  • A federal judge ruled Wednesday that the upcoming trial of President Donald Trump's former campaign chairman Paul Manafort will be held in U.S. District Court in Washington, D.C.
  • Manafort had requested that the trial be moved more than 200 miles away to Roanoke, Virginia, arguing that the high proportion of Hillary Clinton supporters during the 2016 presidential election and the torrent of publicity over his trials would make it impossible to find an impartial jury in the nation's capital.
  • The trial is set to begin jury selection on Sept. 17, with opening statements scheduled for the following week.

A federal judge ruled Wednesday that the upcoming trial of President Donald Trump's former campaign chairman Paul Manafort will be held in U.S. District Court in Washington, D.C., denying his request to change the venue.

Judge Amy Berman Jackson said Manafort's attorneys were not able to show that an impartial jury could not be selected in D.C.

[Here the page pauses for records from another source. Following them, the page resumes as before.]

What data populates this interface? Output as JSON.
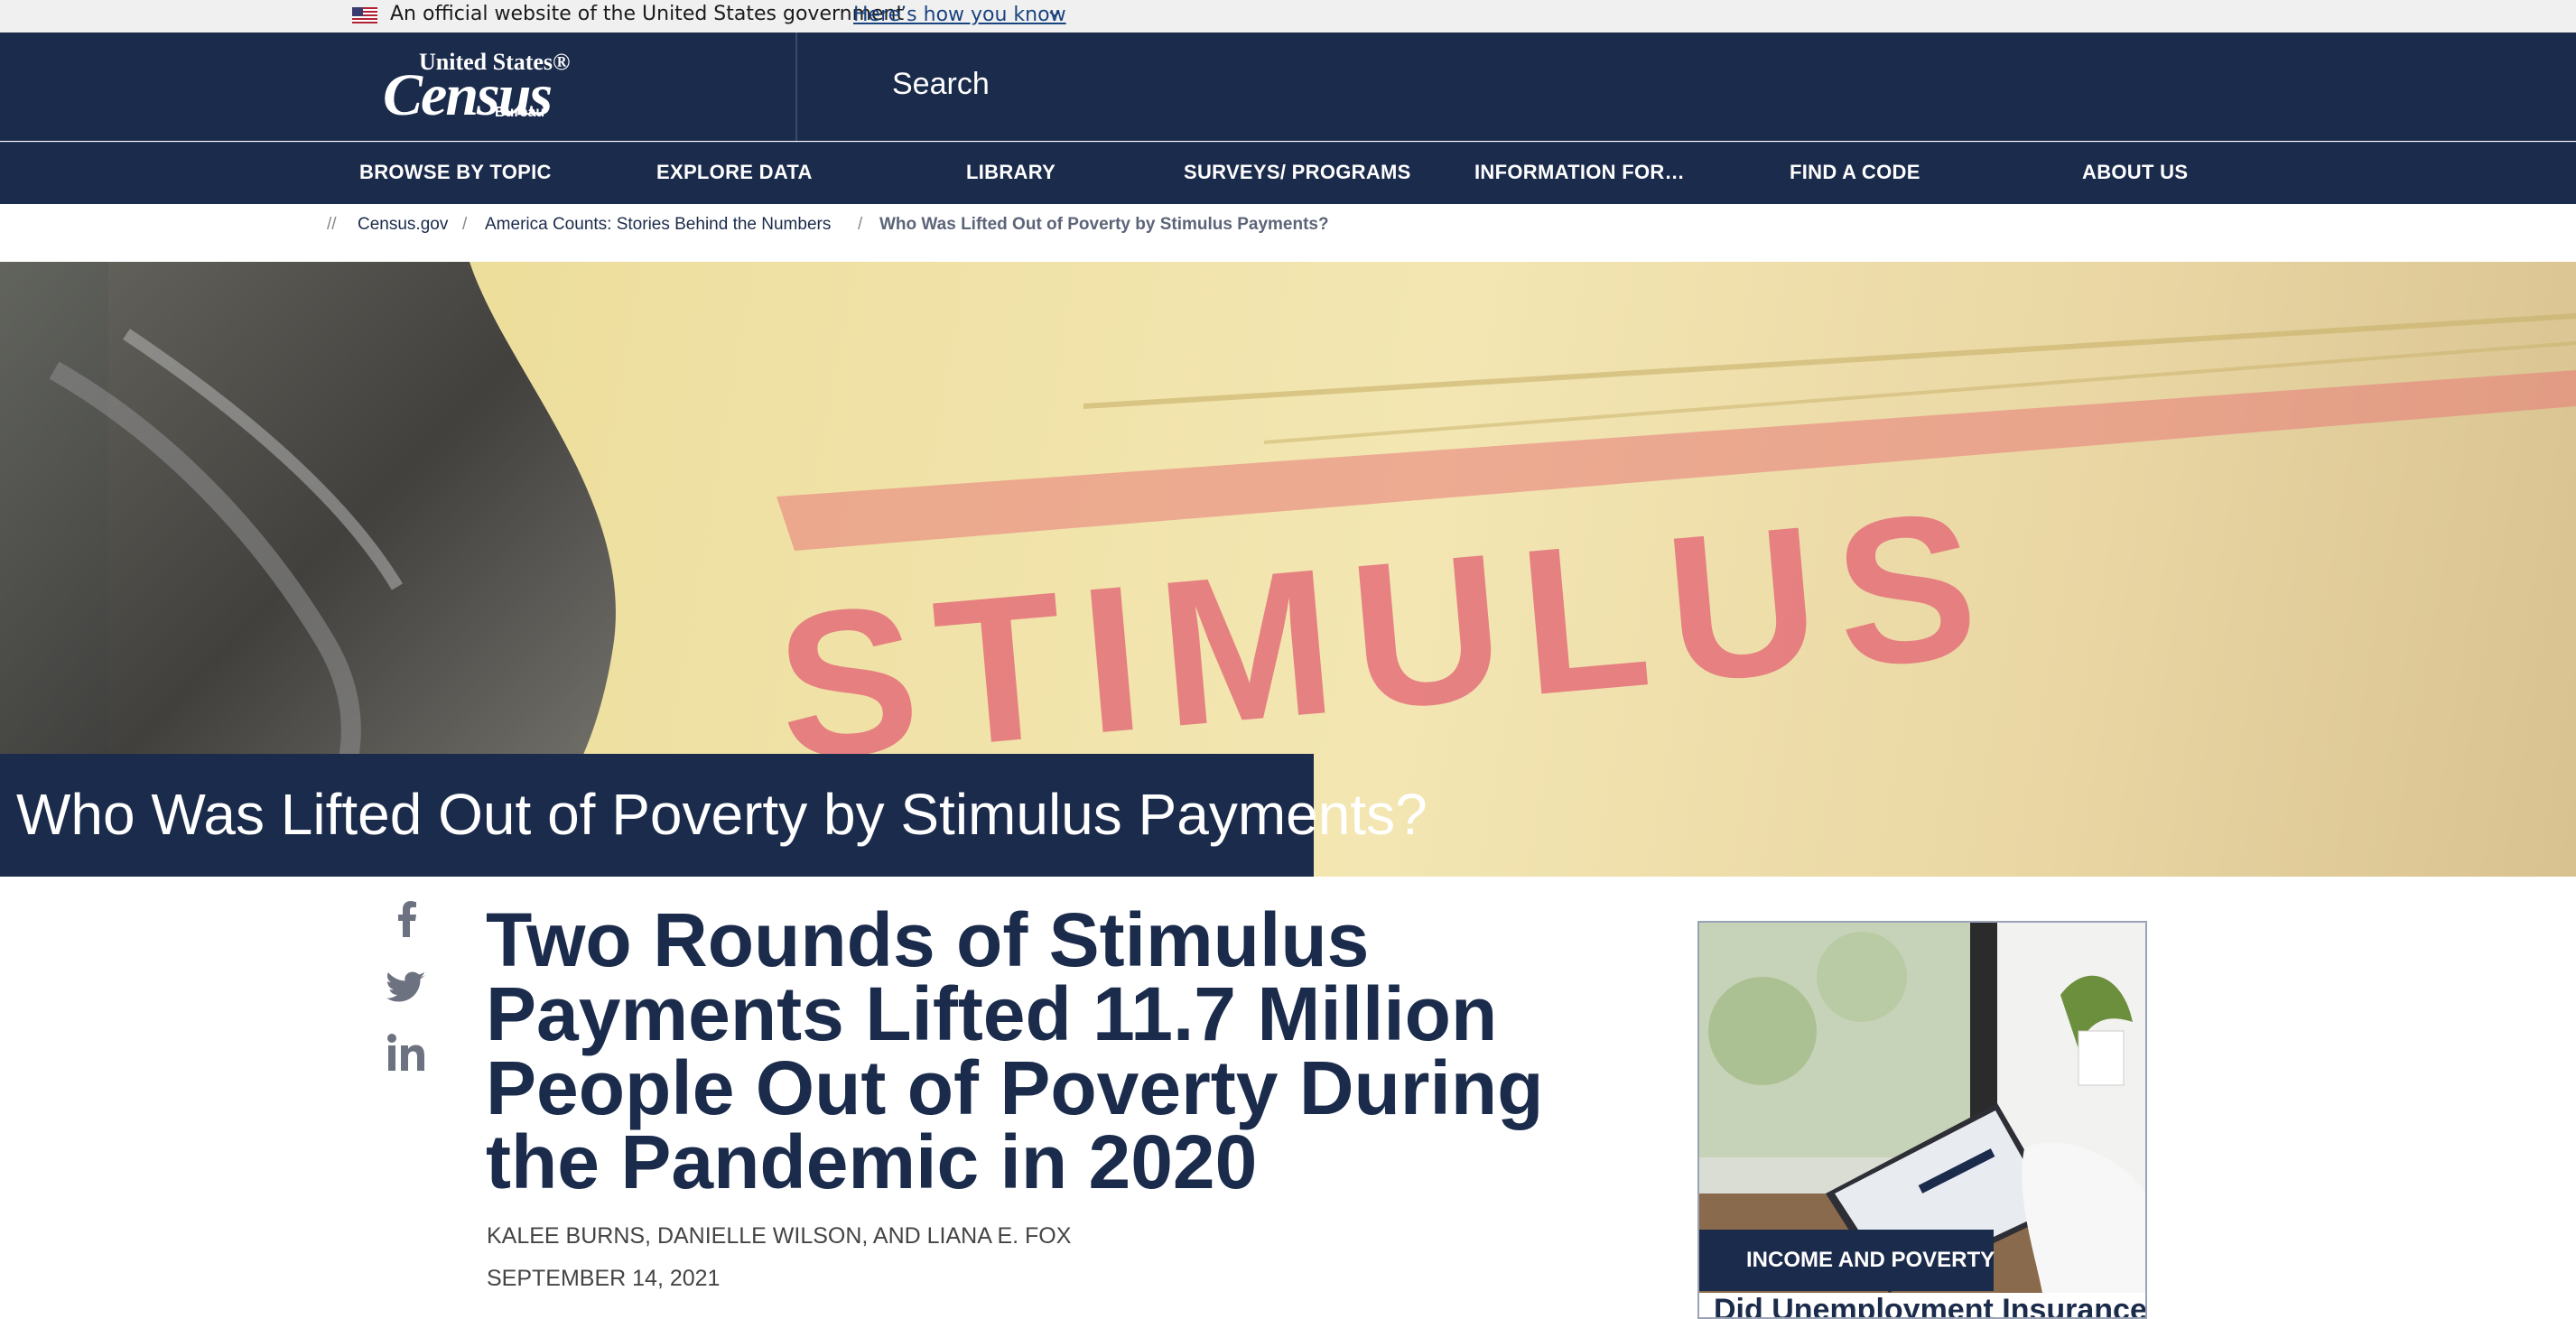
{
  "gov_banner": {
    "text": "An official website of the United States government",
    "link": "Here’s how you know"
  },
  "header": {
    "logo": {
      "line1": "United States®",
      "line2": "Census",
      "line3": "Bureau"
    },
    "search_label": "Search"
  },
  "nav": {
    "items": [
      "BROWSE BY TOPIC",
      "EXPLORE DATA",
      "LIBRARY",
      "SURVEYS/ PROGRAMS",
      "INFORMATION FOR…",
      "FIND A CODE",
      "ABOUT US"
    ]
  },
  "breadcrumb": {
    "prefix": "//",
    "items": [
      "Census.gov",
      "America Counts: Stories Behind the Numbers",
      "Who Was Lifted Out of Poverty by Stimulus Payments?"
    ],
    "separator": "/"
  },
  "hero": {
    "title": "Who Was Lifted Out of Poverty by Stimulus Payments?",
    "image_word": "STIMULUS"
  },
  "social": {
    "icons": [
      "facebook-icon",
      "twitter-icon",
      "linkedin-icon"
    ]
  },
  "article": {
    "title": "Two Rounds of Stimulus Payments Lifted 11.7 Million People Out of Poverty During the Pandemic in 2020",
    "authors": "KALEE BURNS, DANIELLE WILSON, AND LIANA E. FOX",
    "date": "SEPTEMBER 14, 2021"
  },
  "sidebar_card": {
    "tag": "INCOME AND POVERTY",
    "title": "Did Unemployment Insurance"
  },
  "colors": {
    "navy": "#1b2b4b",
    "banner_bg": "#f0f0f0",
    "link": "#1a4480"
  }
}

Manafort had requested that the trial be moved more than 200 miles away to Roanoke, Virginia, arguing that the high proportion of Hillary Clinton supporters during the 2016 presidential election and the torrent of publicity over his trials would make it impossible to find a fair jury in the nation's capital.

The trial is set to begin jury selection on Sept. 17, with opening statements scheduled for the following week. It is Manafort's second federal criminal trial based on charges lodged by special counsel Robert Mueller, who is investigating Russian interference during the 2016 U.S. presidential election.

Jackson had previously signaled that she was against moving the trial out of Washington. "This court has heard high-profile cases before. We have been able to find impartial jurors," Jackson said during a court hearing in August.

In his previous case in Alexandria, Virginia, Manafort had also requested that the judge move the case to Roanoke. That judge, T.S. Ellis, denied the motion, as well. Manafort was convicted by a 12-member jury on eight criminal counts in that trial, including tax and bank fraud charges.